*TASK OBJECTIVE:* Isolate every line in the records below with "headline" in it.
[Start of section]
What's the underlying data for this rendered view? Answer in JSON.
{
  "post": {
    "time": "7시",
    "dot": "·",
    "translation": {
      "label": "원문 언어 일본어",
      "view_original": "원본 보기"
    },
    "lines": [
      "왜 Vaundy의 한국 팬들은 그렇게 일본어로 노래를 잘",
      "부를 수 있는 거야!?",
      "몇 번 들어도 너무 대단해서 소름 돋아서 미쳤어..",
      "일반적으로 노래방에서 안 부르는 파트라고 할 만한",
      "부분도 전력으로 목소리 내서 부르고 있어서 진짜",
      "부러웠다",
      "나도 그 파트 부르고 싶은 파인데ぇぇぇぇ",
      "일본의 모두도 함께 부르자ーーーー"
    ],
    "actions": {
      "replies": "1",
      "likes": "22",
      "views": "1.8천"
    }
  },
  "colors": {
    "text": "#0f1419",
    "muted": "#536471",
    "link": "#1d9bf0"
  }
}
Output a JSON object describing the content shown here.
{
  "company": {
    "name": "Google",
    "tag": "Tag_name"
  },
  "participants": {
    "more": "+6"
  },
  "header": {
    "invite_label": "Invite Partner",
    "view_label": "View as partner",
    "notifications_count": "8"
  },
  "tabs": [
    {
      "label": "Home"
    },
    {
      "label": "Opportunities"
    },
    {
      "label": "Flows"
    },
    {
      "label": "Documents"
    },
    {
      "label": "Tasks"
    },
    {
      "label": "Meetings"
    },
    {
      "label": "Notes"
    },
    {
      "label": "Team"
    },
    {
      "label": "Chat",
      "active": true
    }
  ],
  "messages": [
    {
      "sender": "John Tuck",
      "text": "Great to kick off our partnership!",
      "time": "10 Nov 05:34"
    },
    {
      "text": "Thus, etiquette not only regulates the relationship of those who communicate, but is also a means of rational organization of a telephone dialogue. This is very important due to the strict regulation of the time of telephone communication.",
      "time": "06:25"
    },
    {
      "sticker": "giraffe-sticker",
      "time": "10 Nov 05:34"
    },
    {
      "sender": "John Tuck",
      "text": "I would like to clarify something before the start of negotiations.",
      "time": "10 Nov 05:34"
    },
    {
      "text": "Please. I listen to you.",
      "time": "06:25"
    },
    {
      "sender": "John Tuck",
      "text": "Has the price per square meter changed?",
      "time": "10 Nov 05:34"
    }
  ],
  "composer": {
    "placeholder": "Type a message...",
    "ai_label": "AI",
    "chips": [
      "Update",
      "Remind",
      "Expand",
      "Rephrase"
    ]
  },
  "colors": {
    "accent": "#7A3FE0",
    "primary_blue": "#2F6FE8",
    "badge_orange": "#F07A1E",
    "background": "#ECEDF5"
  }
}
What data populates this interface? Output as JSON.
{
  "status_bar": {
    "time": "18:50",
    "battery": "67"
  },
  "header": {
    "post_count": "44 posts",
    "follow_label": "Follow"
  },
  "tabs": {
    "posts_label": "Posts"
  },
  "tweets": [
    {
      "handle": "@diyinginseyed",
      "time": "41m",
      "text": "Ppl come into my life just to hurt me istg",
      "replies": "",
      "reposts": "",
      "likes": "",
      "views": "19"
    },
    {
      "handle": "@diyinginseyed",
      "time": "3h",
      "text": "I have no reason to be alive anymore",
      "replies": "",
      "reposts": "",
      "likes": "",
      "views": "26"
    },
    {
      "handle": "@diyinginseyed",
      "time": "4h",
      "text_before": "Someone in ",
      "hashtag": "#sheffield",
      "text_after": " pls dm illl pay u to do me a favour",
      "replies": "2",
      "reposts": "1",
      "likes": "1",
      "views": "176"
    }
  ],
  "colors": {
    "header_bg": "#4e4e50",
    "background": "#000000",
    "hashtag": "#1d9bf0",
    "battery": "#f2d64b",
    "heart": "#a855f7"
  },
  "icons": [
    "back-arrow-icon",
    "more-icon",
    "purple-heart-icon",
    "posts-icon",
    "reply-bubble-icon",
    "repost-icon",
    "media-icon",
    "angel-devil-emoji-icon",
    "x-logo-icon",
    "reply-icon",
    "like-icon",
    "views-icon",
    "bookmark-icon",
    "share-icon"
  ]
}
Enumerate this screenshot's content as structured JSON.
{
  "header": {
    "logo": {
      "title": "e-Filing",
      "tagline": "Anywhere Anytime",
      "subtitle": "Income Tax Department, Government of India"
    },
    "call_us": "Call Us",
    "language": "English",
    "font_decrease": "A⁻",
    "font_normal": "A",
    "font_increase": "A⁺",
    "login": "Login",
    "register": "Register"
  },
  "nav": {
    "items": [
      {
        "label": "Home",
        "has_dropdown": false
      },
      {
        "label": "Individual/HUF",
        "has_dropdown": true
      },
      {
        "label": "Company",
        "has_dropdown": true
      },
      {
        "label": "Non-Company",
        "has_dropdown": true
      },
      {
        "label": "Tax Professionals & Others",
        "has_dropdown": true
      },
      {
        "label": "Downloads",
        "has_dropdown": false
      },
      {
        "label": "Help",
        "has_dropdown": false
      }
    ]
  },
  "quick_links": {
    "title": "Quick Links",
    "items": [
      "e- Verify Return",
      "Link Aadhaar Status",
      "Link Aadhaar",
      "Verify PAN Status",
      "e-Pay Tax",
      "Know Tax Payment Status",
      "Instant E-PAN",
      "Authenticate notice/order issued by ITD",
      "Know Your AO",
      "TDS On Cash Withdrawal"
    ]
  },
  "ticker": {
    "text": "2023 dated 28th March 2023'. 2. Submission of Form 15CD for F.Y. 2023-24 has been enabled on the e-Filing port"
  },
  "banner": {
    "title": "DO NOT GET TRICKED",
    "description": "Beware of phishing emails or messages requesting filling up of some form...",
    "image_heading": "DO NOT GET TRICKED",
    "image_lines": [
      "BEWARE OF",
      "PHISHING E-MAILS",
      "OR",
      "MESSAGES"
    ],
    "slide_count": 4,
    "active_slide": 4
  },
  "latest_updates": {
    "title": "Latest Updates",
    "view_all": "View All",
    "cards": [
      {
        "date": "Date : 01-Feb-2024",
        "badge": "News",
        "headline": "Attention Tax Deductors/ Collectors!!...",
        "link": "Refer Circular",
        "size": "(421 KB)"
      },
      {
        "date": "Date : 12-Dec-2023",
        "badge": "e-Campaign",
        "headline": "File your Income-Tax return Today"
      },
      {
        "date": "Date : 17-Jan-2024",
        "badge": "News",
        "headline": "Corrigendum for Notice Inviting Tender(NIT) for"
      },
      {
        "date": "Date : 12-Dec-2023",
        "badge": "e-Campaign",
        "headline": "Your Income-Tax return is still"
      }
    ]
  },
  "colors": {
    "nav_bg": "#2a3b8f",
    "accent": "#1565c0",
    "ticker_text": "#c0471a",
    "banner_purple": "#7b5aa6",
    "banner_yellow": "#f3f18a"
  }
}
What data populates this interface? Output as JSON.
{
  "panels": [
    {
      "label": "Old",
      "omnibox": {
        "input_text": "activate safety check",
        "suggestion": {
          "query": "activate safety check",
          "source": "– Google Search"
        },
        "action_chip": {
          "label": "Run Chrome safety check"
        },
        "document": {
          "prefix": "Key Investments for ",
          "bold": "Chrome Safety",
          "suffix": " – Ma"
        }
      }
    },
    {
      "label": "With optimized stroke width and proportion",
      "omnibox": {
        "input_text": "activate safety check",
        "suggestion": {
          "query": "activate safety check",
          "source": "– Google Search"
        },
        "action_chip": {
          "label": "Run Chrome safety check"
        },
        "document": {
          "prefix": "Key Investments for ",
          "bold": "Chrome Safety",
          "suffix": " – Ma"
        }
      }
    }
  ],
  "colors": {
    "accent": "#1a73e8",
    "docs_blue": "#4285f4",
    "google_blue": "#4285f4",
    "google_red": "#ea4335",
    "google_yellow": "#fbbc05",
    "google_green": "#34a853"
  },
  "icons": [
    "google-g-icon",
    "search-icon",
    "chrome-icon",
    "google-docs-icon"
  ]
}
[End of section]
*REPLY TO THE EXERCISE:*
        "headline": "Attention Tax Deductors/ Collectors!!...",
        "headline": "File your Income-Tax return Today"
        "headline": "Corrigendum for Notice Inviting Tender(NIT) for"
        "headline": "Your Income-Tax return is still"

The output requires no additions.